* **Exercise objective**
Sift the material for lines containing "this", and return them.

* **Data excerpts**
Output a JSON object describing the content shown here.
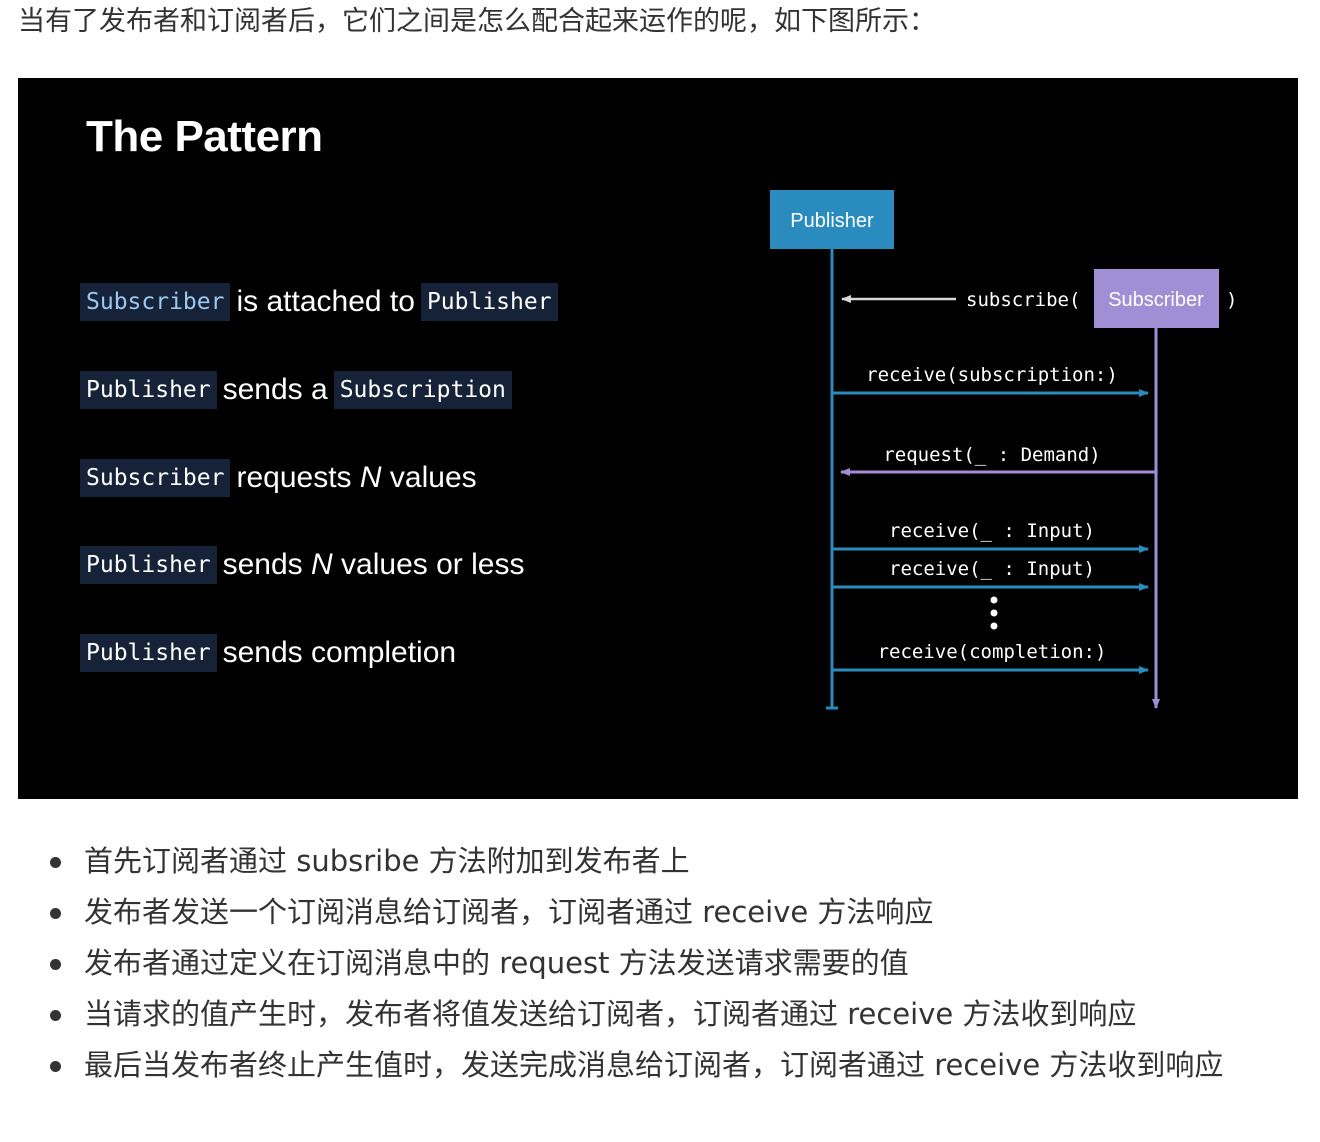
{
  "intro": "当有了发布者和订阅者后，它们之间是怎么配合起来运作的呢，如下图所示：",
  "slide": {
    "title": "The Pattern",
    "steps": [
      {
        "code1": "Subscriber",
        "text": "is attached to",
        "code2": "Publisher"
      },
      {
        "code1": "Publisher",
        "text": "sends a",
        "code2": "Subscription"
      },
      {
        "code1": "Subscriber",
        "text_pre": "requests",
        "text_em": "N",
        "text_post": "values"
      },
      {
        "code1": "Publisher",
        "text_pre": "sends",
        "text_em": "N",
        "text_post": "values or less"
      },
      {
        "code1": "Publisher",
        "text": "sends completion"
      }
    ],
    "diagram": {
      "publisher_label": "Publisher",
      "subscriber_label": "Subscriber",
      "subscribe_open": "subscribe(",
      "subscribe_close": ")",
      "messages": [
        "receive(subscription:)",
        "request(_ : Demand)",
        "receive(_ : Input)",
        "receive(_ : Input)",
        "receive(completion:)"
      ],
      "colors": {
        "publisher": "#2a8bbf",
        "subscriber": "#a08fd4",
        "background": "#000000"
      }
    }
  },
  "bullets": [
    "首先订阅者通过 subsribe 方法附加到发布者上",
    "发布者发送一个订阅消息给订阅者，订阅者通过 receive 方法响应",
    "发布者通过定义在订阅消息中的 request 方法发送请求需要的值",
    "当请求的值产生时，发布者将值发送给订阅者，订阅者通过 receive 方法收到响应",
    "最后当发布者终止产生值时，发送完成消息给订阅者，订阅者通过 receive 方法收到响应"
  ]
}
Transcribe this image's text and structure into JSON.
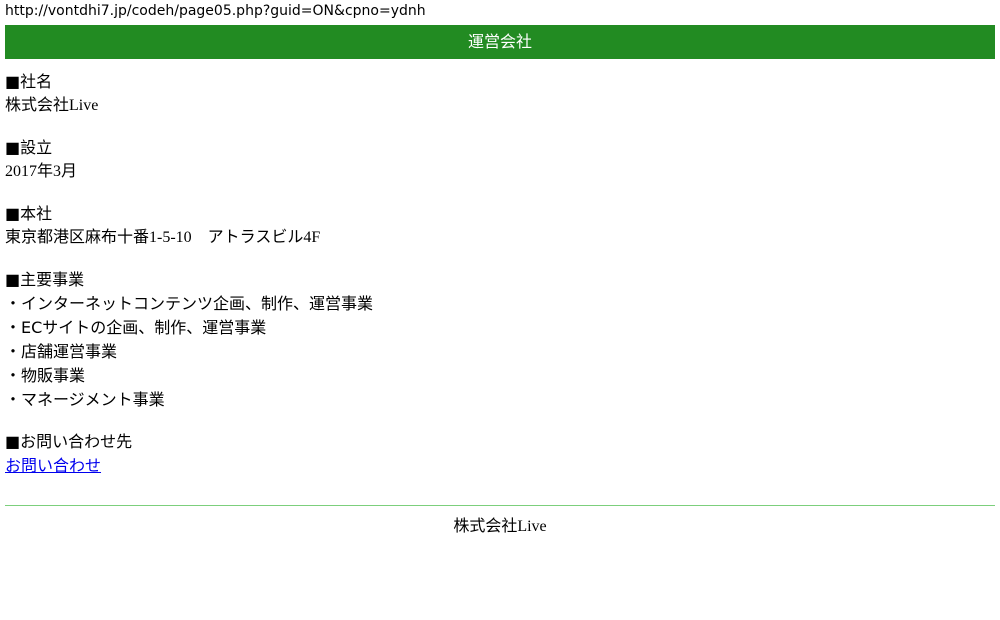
{
  "url": "http://vontdhi7.jp/codeh/page05.php?guid=ON&cpno=ydnh",
  "header": {
    "title": "運営会社"
  },
  "company_name": {
    "title": "■社名",
    "value": "株式会社Live"
  },
  "established": {
    "title": "■設立",
    "value": "2017年3月"
  },
  "head_office": {
    "title": "■本社",
    "value": "東京都港区麻布十番1-5-10　アトラスビル4F"
  },
  "business": {
    "title": "■主要事業",
    "items": [
      "・インターネットコンテンツ企画、制作、運営事業",
      "・ECサイトの企画、制作、運営事業",
      "・店舗運営事業",
      "・物販事業",
      "・マネージメント事業"
    ]
  },
  "contact": {
    "title": "■お問い合わせ先",
    "link_label": "お問い合わせ"
  },
  "footer": {
    "text": "株式会社Live"
  },
  "colors": {
    "header_bg": "#228b22",
    "divider": "#7ccf7c",
    "link": "#0000ee"
  }
}
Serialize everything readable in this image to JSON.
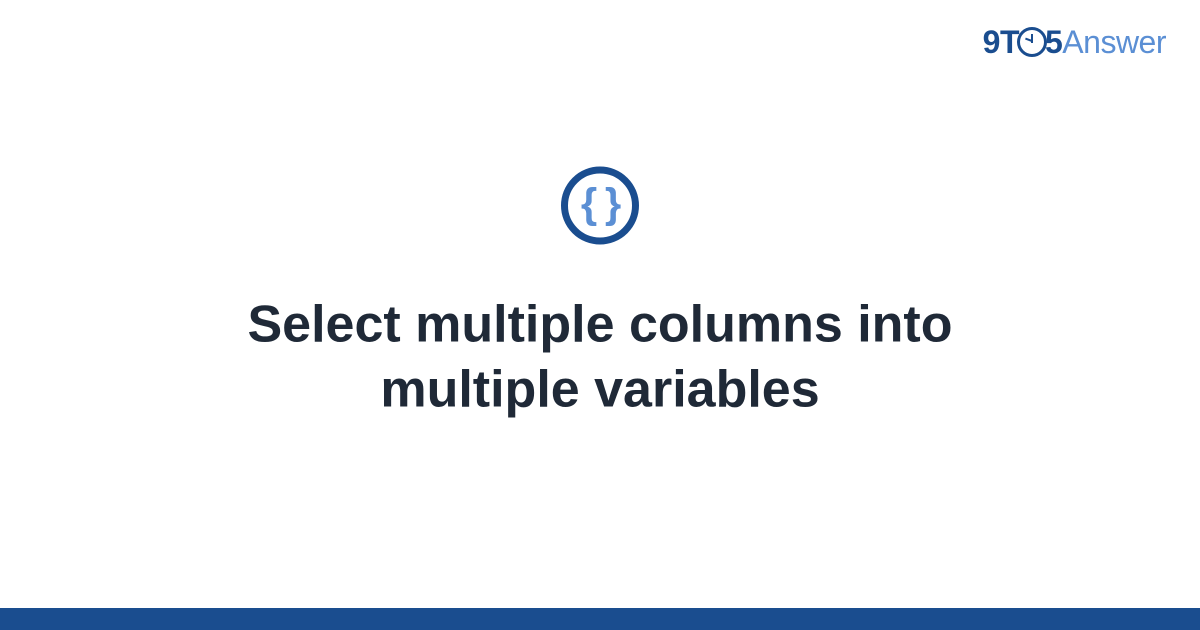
{
  "brand": {
    "part1": "9T",
    "part2": "5",
    "part3": "Answer"
  },
  "icon": {
    "glyph": "{ }"
  },
  "title": "Select multiple columns into multiple variables"
}
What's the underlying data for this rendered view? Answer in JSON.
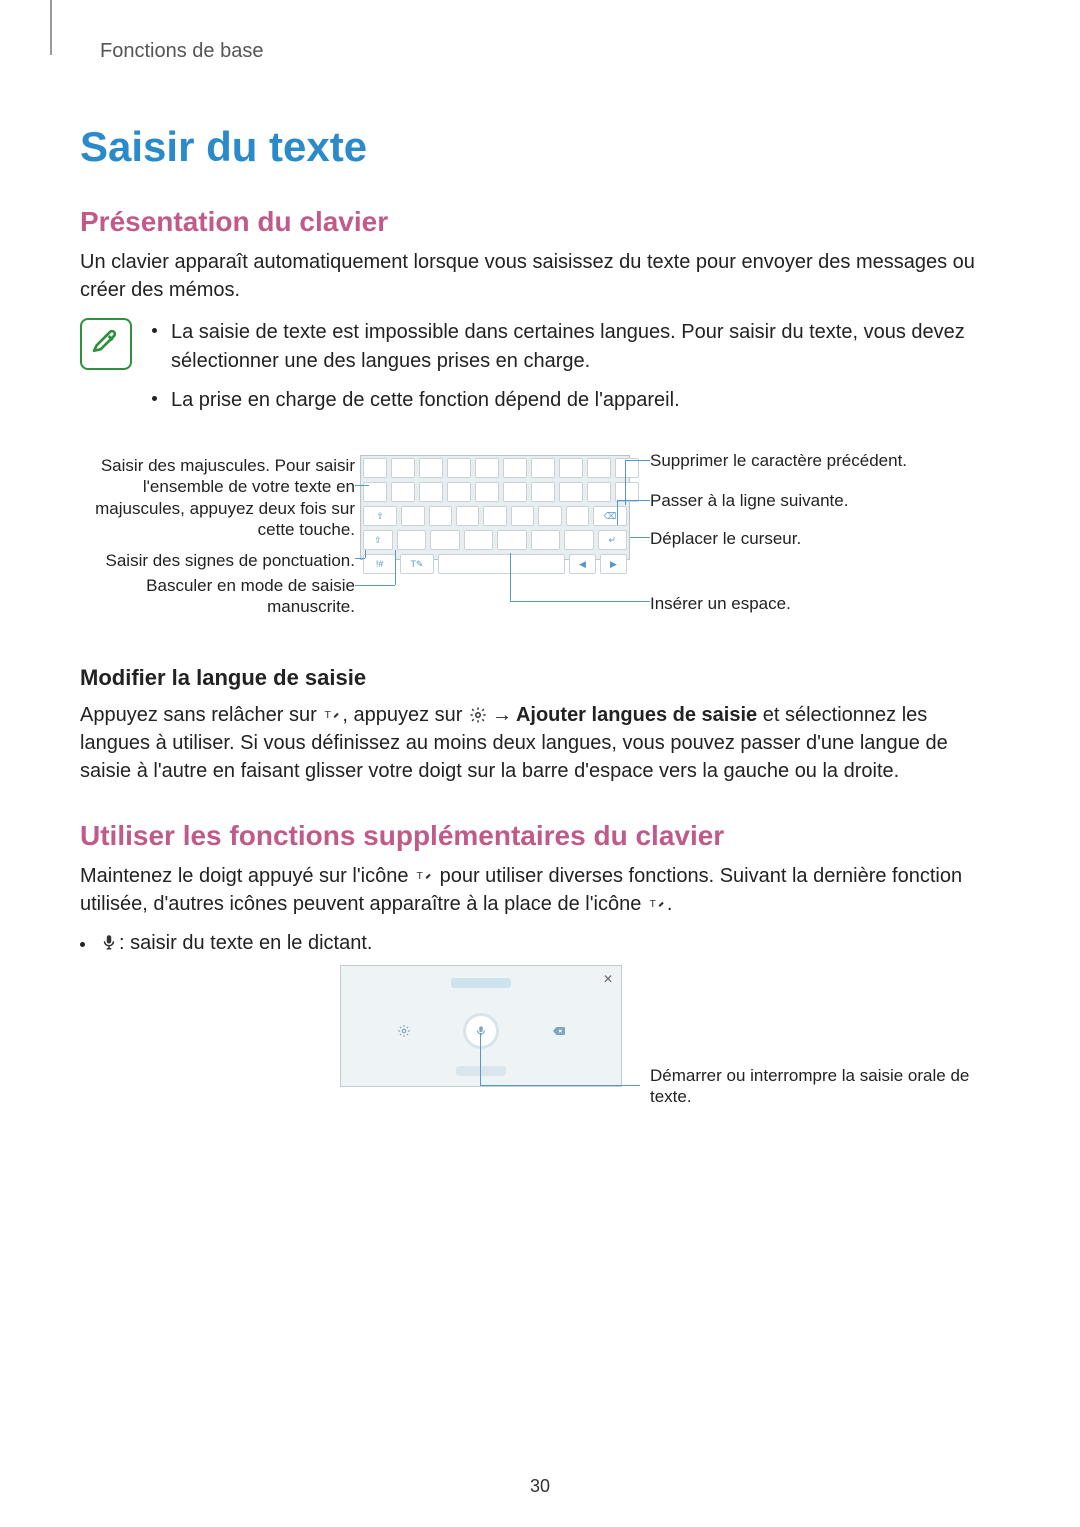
{
  "breadcrumb": "Fonctions de base",
  "title": "Saisir du texte",
  "section1": {
    "heading": "Présentation du clavier",
    "intro": "Un clavier apparaît automatiquement lorsque vous saisissez du texte pour envoyer des messages ou créer des mémos.",
    "notes": [
      "La saisie de texte est impossible dans certaines langues. Pour saisir du texte, vous devez sélectionner une des langues prises en charge.",
      "La prise en charge de cette fonction dépend de l'appareil."
    ],
    "callouts_left": [
      "Saisir des majuscules. Pour saisir l'ensemble de votre texte en majuscules, appuyez deux fois sur cette touche.",
      "Saisir des signes de ponctuation.",
      "Basculer en mode de saisie manuscrite."
    ],
    "callouts_right": [
      "Supprimer le caractère précédent.",
      "Passer à la ligne suivante.",
      "Déplacer le curseur.",
      "Insérer un espace."
    ],
    "subhead": "Modifier la langue de saisie",
    "lang_p1a": "Appuyez sans relâcher sur ",
    "lang_p1b": ", appuyez sur ",
    "lang_p1c": " → ",
    "lang_bold": "Ajouter langues de saisie",
    "lang_p1d": " et sélectionnez les langues à utiliser. Si vous définissez au moins deux langues, vous pouvez passer d'une langue de saisie à l'autre en faisant glisser votre doigt sur la barre d'espace vers la gauche ou la droite."
  },
  "section2": {
    "heading": "Utiliser les fonctions supplémentaires du clavier",
    "p1a": "Maintenez le doigt appuyé sur l'icône ",
    "p1b": " pour utiliser diverses fonctions. Suivant la dernière fonction utilisée, d'autres icônes peuvent apparaître à la place de l'icône ",
    "p1c": ".",
    "bullet": " : saisir du texte en le dictant.",
    "voice_callout": "Démarrer ou interrompre la saisie orale de texte."
  },
  "page_number": "30"
}
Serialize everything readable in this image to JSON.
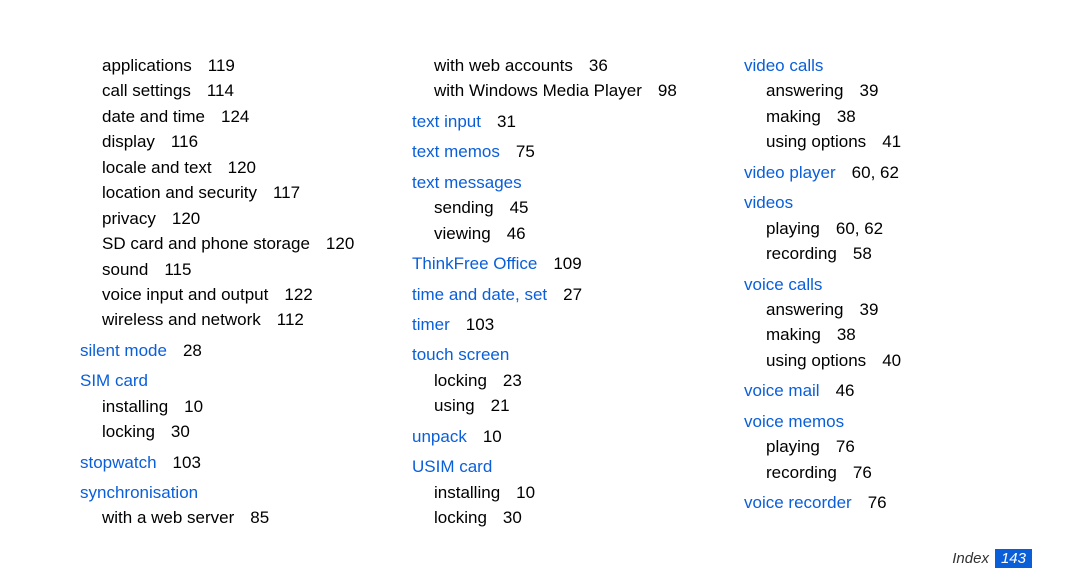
{
  "footer": {
    "label": "Index",
    "page": "143"
  },
  "entries": [
    {
      "type": "sub",
      "text": "applications",
      "pages": "119"
    },
    {
      "type": "sub",
      "text": "call settings",
      "pages": "114"
    },
    {
      "type": "sub",
      "text": "date and time",
      "pages": "124"
    },
    {
      "type": "sub",
      "text": "display",
      "pages": "116"
    },
    {
      "type": "sub",
      "text": "locale and text",
      "pages": "120"
    },
    {
      "type": "sub",
      "text": "location and security",
      "pages": "117"
    },
    {
      "type": "sub",
      "text": "privacy",
      "pages": "120"
    },
    {
      "type": "sub",
      "text": "SD card and phone storage",
      "pages": "120"
    },
    {
      "type": "sub",
      "text": "sound",
      "pages": "115"
    },
    {
      "type": "sub",
      "text": "voice input and output",
      "pages": "122"
    },
    {
      "type": "sub",
      "text": "wireless and network",
      "pages": "112"
    },
    {
      "type": "term",
      "text": "silent mode",
      "pages": "28"
    },
    {
      "type": "term",
      "text": "SIM card",
      "pages": ""
    },
    {
      "type": "sub",
      "text": "installing",
      "pages": "10"
    },
    {
      "type": "sub",
      "text": "locking",
      "pages": "30"
    },
    {
      "type": "term",
      "text": "stopwatch",
      "pages": "103"
    },
    {
      "type": "term",
      "text": "synchronisation",
      "pages": ""
    },
    {
      "type": "sub",
      "text": "with a web server",
      "pages": "85"
    },
    {
      "type": "sub",
      "text": "with web accounts",
      "pages": "36"
    },
    {
      "type": "sub",
      "text": "with Windows Media Player",
      "pages": "98"
    },
    {
      "type": "term",
      "text": "text input",
      "pages": "31"
    },
    {
      "type": "term",
      "text": "text memos",
      "pages": "75"
    },
    {
      "type": "term",
      "text": "text messages",
      "pages": ""
    },
    {
      "type": "sub",
      "text": "sending",
      "pages": "45"
    },
    {
      "type": "sub",
      "text": "viewing",
      "pages": "46"
    },
    {
      "type": "term",
      "text": "ThinkFree Office",
      "pages": "109"
    },
    {
      "type": "term",
      "text": "time and date, set",
      "pages": "27"
    },
    {
      "type": "term",
      "text": "timer",
      "pages": "103"
    },
    {
      "type": "term",
      "text": "touch screen",
      "pages": ""
    },
    {
      "type": "sub",
      "text": "locking",
      "pages": "23"
    },
    {
      "type": "sub",
      "text": "using",
      "pages": "21"
    },
    {
      "type": "term",
      "text": "unpack",
      "pages": "10"
    },
    {
      "type": "term",
      "text": "USIM card",
      "pages": ""
    },
    {
      "type": "sub",
      "text": "installing",
      "pages": "10"
    },
    {
      "type": "sub",
      "text": "locking",
      "pages": "30"
    },
    {
      "type": "term",
      "text": "video calls",
      "pages": ""
    },
    {
      "type": "sub",
      "text": "answering",
      "pages": "39"
    },
    {
      "type": "sub",
      "text": "making",
      "pages": "38"
    },
    {
      "type": "sub",
      "text": "using options",
      "pages": "41"
    },
    {
      "type": "term",
      "text": "video player",
      "pages": "60, 62"
    },
    {
      "type": "term",
      "text": "videos",
      "pages": ""
    },
    {
      "type": "sub",
      "text": "playing",
      "pages": "60, 62"
    },
    {
      "type": "sub",
      "text": "recording",
      "pages": "58"
    },
    {
      "type": "term",
      "text": "voice calls",
      "pages": ""
    },
    {
      "type": "sub",
      "text": "answering",
      "pages": "39"
    },
    {
      "type": "sub",
      "text": "making",
      "pages": "38"
    },
    {
      "type": "sub",
      "text": "using options",
      "pages": "40"
    },
    {
      "type": "term",
      "text": "voice mail",
      "pages": "46"
    },
    {
      "type": "term",
      "text": "voice memos",
      "pages": ""
    },
    {
      "type": "sub",
      "text": "playing",
      "pages": "76"
    },
    {
      "type": "sub",
      "text": "recording",
      "pages": "76"
    },
    {
      "type": "term",
      "text": "voice recorder",
      "pages": "76"
    }
  ]
}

* **Response**
Transcribe this image's text and structure into JSON.
Serialize everything readable in this image to JSON.
What's the underlying data for this rendered view? Answer in JSON.
Serialize everything readable in this image to JSON.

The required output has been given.